The Assembly government's strategy to eradicate child poverty by 2020 contains few new policies and lacks the targets and resources needed to ensure progress, according to children's charities.
The End Child Poverty Network Cymru (ECPN) welcomed plans for integrated early-years centres in every local education authority and the Assembly's pledge of pound;50 million extra for other early-years initiatives to 2008.
But Lucy Akhtar, the ECPN's co-ordinator, said: "If the Assembly government is to meet its 2020 pledge, it must ensure this strategy is a priority for Welsh local government. Local authorities and other partners should be asked to commit and be given sufficient resources to make it a reality."
A Fair Future for our Children was launched this week by first minister Rhodri Morgan. He said: "Tackling poverty starts with income levels but it goes much wider that that. It is about a child's access to education, leisure, transport and play - it is about engaging them in their future."
The strategy says work is the "best route out of poverty", and ministers have pledged to create 175,000 more jobs by 2010, in the parts of the country where they are most needed.
Other proposals for tackling "income poverty" include half-fare bus travel for 16 to 18-year-olds, to help them get to where the jobs, education and training are, and lessons for schoolchildren on how to manage their money.
But the strategy also highlights the "participation poverty" suffered by some children who miss out on sport, leisure and cultural activities. The Assembly will run a pound;2.5m free swimming scheme during the summer holidays, following a successful pilot last year.
Meanwhile, as TES Cymru went to press, moves to give more powers to children's commissioner Peter Clarke in the fight against child poverty were defeated in the Welsh Assembly.
Plaid Cymru's Rhodri Glyn Thomas said: "The Assembly government has been in power for five years and has done almost nothing to tackle the problem.

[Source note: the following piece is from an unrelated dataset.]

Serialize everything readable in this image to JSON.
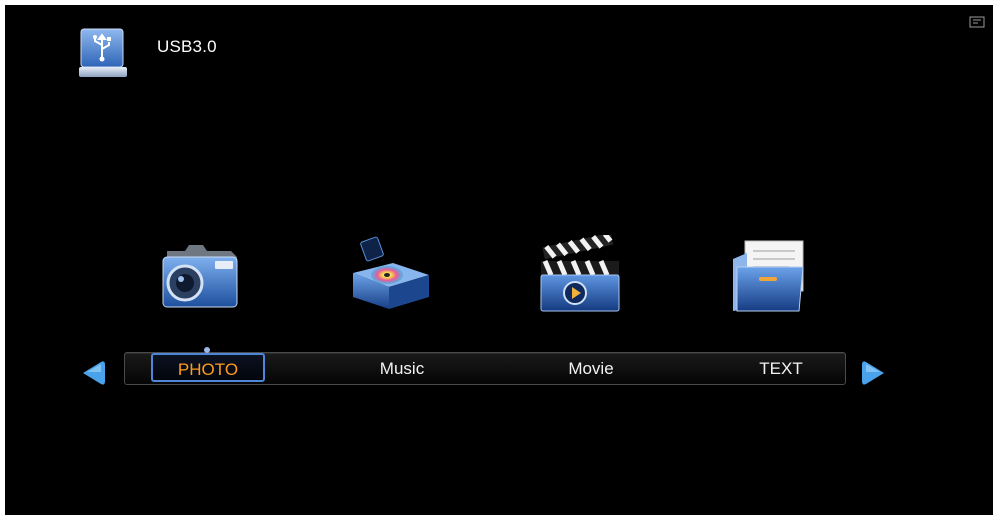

"Mr Clarke has described the situation as a national disgrace. I cannot understand why he is not being given extra powers over this area of policy."
Liberal Democrat Peter Black said: "Extending the commissioner's powers will help in a coherent approach to tackling child poverty. We cannot tackle it in isolation."